If your B2C order is shipped via air freight into Malaysia and has its customs valuation below Malaysia’s de minimis rate of MYR500, it won’t be charged additional duties and taxes.

The de minimis rate refers to a value threshold where fewer or no duties and taxes are charged if the shipment’s customs value is below that point. This only applies to goods that are delivered via air freight. In Malaysia, the customs valuation is calculated using the Cost, Insurance and Freight (CIF) method, which includes the cost of the goods themselves as well as freight and insurance costs.

On the other hand, if your goods exceed the de minimis threshold, higher import duties and taxes like income tax will be levied on your shipment. You would have to pay sales and service tax (SST) of between 5 - 10%, and the import duties and income tax depend on the product category as declared by the harmonised systems code (HS code) which could go up to around 25 per cent. You may find out the percentage of your import duties, and taxes you need to pay through Royal Malaysian Customs Official HS Code finder.2

If you are shipping in bulk, such as entire pallets, your importing party in Malaysia must first register with the Companies Commission of Malaysia for a license to import goods.

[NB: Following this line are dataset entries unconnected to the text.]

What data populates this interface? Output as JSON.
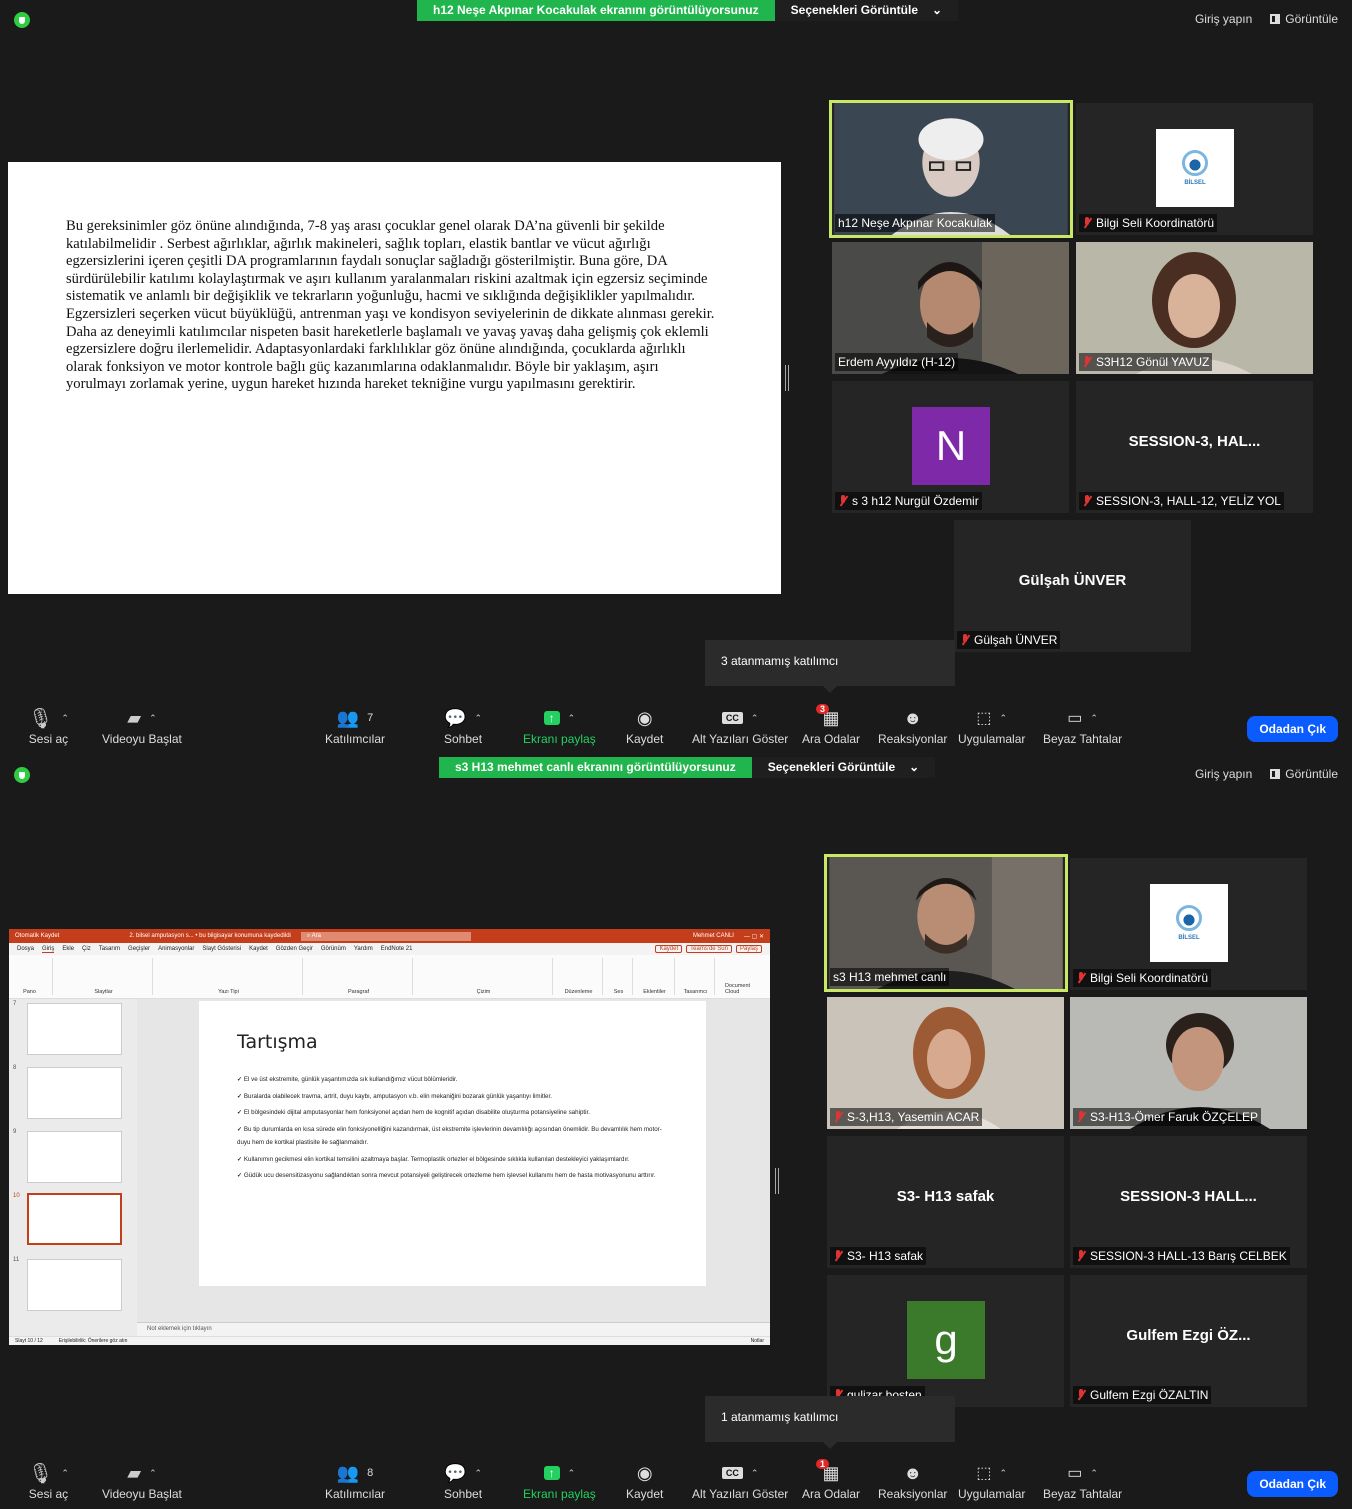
{
  "s1": {
    "share_text": "h12 Neşe Akpınar Kocakulak ekranını görüntülüyorsunuz",
    "view_options": "Seçenekleri Görüntüle",
    "signin": "Giriş yapın",
    "view": "Görüntüle",
    "slide_text": "Bu gereksinimler göz önüne alındığında, 7-8 yaş arası çocuklar genel olarak  DA’na güvenli bir şekilde katılabilmelidir . Serbest ağırlıklar, ağırlık makineleri, sağlık topları, elastik bantlar ve vücut ağırlığı egzersizlerini içeren çeşitli DA programlarının faydalı sonuçlar sağladığı gösterilmiştir. Buna göre, DA sürdürülebilir katılımı kolaylaştırmak ve aşırı kullanım yaralanmaları riskini azaltmak için egzersiz seçiminde sistematik ve anlamlı bir değişiklik ve tekrarların yoğunluğu, hacmi ve sıklığında değişiklikler yapılmalıdır. Egzersizleri seçerken vücut büyüklüğü, antrenman yaşı ve kondisyon seviyelerinin de dikkate alınması gerekir. Daha az deneyimli katılımcılar nispeten basit hareketlerle başlamalı ve yavaş yavaş daha gelişmiş çok eklemli egzersizlere doğru ilerlemelidir. Adaptasyonlardaki farklılıklar göz önüne alındığında, çocuklarda ağırlıklı olarak fonksiyon ve motor kontrole bağlı güç kazanımlarına odaklanmalıdır. Böyle bir yaklaşım, aşırı yorulmayı zorlamak yerine, uygun hareket hızında hareket tekniğine vurgu yapılmasını gerektirir.",
    "tiles": {
      "t1": "h12 Neşe Akpınar Kocakulak",
      "t2": "Bilgi Seli Koordinatörü",
      "t3": "Erdem Ayyıldız (H-12)",
      "t4": "S3H12 Gönül YAVUZ",
      "t5_letter": "N",
      "t5": "s 3 h12 Nurgül Özdemir",
      "t6_big": "SESSION-3,  HAL...",
      "t6": "SESSION-3, HALL-12, YELİZ YOL",
      "t7_big": "Gülşah ÜNVER",
      "t7": "Gülşah ÜNVER"
    },
    "tooltip": "3 atanmamış katılımcı",
    "participants_count": "7",
    "breakout_badge": "3"
  },
  "s2": {
    "share_text": "s3 H13 mehmet canlı ekranını görüntülüyorsunuz",
    "view_options": "Seçenekleri Görüntüle",
    "signin": "Giriş yapın",
    "view": "Görüntüle",
    "ppt": {
      "autosave": "Otomatik Kaydet",
      "doc_title": "2. bilsel amputasyon s... • bu bilgisayar konumuna kaydedildi",
      "search": "Ara",
      "user": "Mehmet CANLI",
      "tabs": [
        "Dosya",
        "Giriş",
        "Ekle",
        "Çiz",
        "Tasarım",
        "Geçişler",
        "Animasyonlar",
        "Slayt Gösterisi",
        "Kaydet",
        "Gözden Geçir",
        "Görünüm",
        "Yardım",
        "EndNote 21"
      ],
      "btn_record": "Kaydet",
      "btn_teams": "Teams'de Sun",
      "btn_share": "Paylaş",
      "ribbon": [
        "Pano",
        "Slaytlar",
        "Yazı Tipi",
        "Paragraf",
        "Çizim",
        "Düzenleme",
        "Ses",
        "Eklentiler",
        "Tasarımcı",
        "Document Cloud"
      ],
      "thumb_nums": [
        "7",
        "8",
        "9",
        "10",
        "11"
      ],
      "slide_title": "Tartışma",
      "bullets": [
        "El ve üst ekstremite, günlük yaşantımızda sık kullandığımız vücut bölümleridir.",
        "Buralarda olabilecek travma, artrit, duyu kaybı, amputasyon v.b. elin mekaniğini bozarak günlük yaşantıyı limitler.",
        "El bölgesindeki dijital amputasyonlar hem fonksiyonel açıdan hem de kognitif açıdan disabilite oluşturma potansiyeline sahiptir.",
        "Bu tip durumlarda en kısa sürede elin fonksiyonelliğini kazandırmak, üst ekstremite işlevlerinin devamlılığı açısından önemlidir. Bu devamlılık hem motor-duyu hem de kortikal plastisite ile sağlanmalıdır.",
        "Kullanımın gecikmesi elin kortikal temsilini azaltmaya başlar. Termoplastik ortezler el bölgesinde sıklıkla kullanılan destekleyici yaklaşımlardır.",
        "Güdük ucu desensitizasyonu sağlandıktan sonra mevcut potansiyeli geliştirecek ortezleme hem işlevsel kullanımı hem de hasta motivasyonunu arttırır."
      ],
      "notes": "Not eklemek için tıklayın",
      "status": "Slayt 10 / 12",
      "accessibility": "Erişilebilirlik: Önerilere göz atın",
      "notes_btn": "Notlar"
    },
    "tiles": {
      "t1": "s3 H13 mehmet canlı",
      "t2": "Bilgi Seli Koordinatörü",
      "t3": "S-3,H13, Yasemin ACAR",
      "t4": "S3-H13-Ömer Faruk ÖZÇELEP",
      "t5_big": "S3- H13 safak",
      "t5": "S3- H13 safak",
      "t6_big": "SESSION-3  HALL...",
      "t6": "SESSION-3 HALL-13 Barış CELBEK",
      "t7_letter": "g",
      "t7": "gulizar bosten",
      "t8_big": "Gulfem Ezgi ÖZ...",
      "t8": "Gulfem Ezgi ÖZALTIN"
    },
    "tooltip": "1 atanmamış katılımcı",
    "participants_count": "8",
    "breakout_badge": "1"
  },
  "logo_text": "BİLSEL",
  "toolbar": {
    "unmute": "Sesi aç",
    "start_video": "Videoyu Başlat",
    "participants": "Katılımcılar",
    "chat": "Sohbet",
    "share": "Ekranı paylaş",
    "record": "Kaydet",
    "captions": "Alt Yazıları Göster",
    "breakout": "Ara Odalar",
    "reactions": "Reaksiyonlar",
    "apps": "Uygulamalar",
    "whiteboards": "Beyaz Tahtalar",
    "leave": "Odadan Çık",
    "cc": "CC"
  },
  "colors": {
    "share_green": "#20b54d",
    "active_border": "#c9e865",
    "leave_blue": "#0b5cff",
    "avatar_purple": "#7e2aa8",
    "avatar_green": "#3a7a2a",
    "ppt_red": "#c43e1c"
  }
}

Some items also need a license regardless, including batik sarong, electric domestic equipment, pharmaceutical products, and more. You may check out the list of items that require a license to export or import on Malaysia's Customs website.3

Once registered, a company must then apply for an import license from the Ministry of International Trade and Industry (MITI). Malaysia uses a privatized single digital window for all import and export regulations called Dagang Net.4

The customs import declaration is also part of the customs clearance process but will usually be applied for by your customs clearance agent, like Janio.

If you’re still unsure about the customs clearance process, check out our updated customs clearance guide for more information.

Distribution and Last Mile in Malaysia

Once your shipment has cleared customs, it will enter the distribution stage of the shipping journey. If the consignee’s address is in West Malaysia, your B2B shipments can be delivered directly to its destination. B2C parcels on the other hand, need to be sorted at a transport hub before the last mile journey can begin.

If the address is in East Malaysia, an additional domestic flight will be needed before your shipments can be sorted or sent to last mile delivery.

The last mile delivery stage is where your parcel will be sent from the distribution center or airport straight to your consignee’s address. In Malaysia, this stage of the delivery is done via vans or trucks. During the last mile delivery stage, your logistics service provider will ensure that your shipment is received by your consignee. The number of attempts is based on the agreement you have with your shipping partner.

Air freight works best when speed is of the essence, and that the order is profitable enough to warrant the shipping rates. What’s better is when you have logistics service providers who can advise you on how to best utilise it in your supply chain.

Contact us below to find out more about how Janio can help you or if you’d like an air freight quotation to ship to and throughout Southeast Asia.

Air, Land or Sea, our flexible shipping solutions keep your deliveries going forward


  1. Malaysia GNI Per Capita 1962-2020 | MacroTrends
  2. Royal Malaysian Customs Department HS Explorer
  3. Royal Malaysian Customs Department - Import/Export
  4. Dagang Net Technologies Sdn Bhd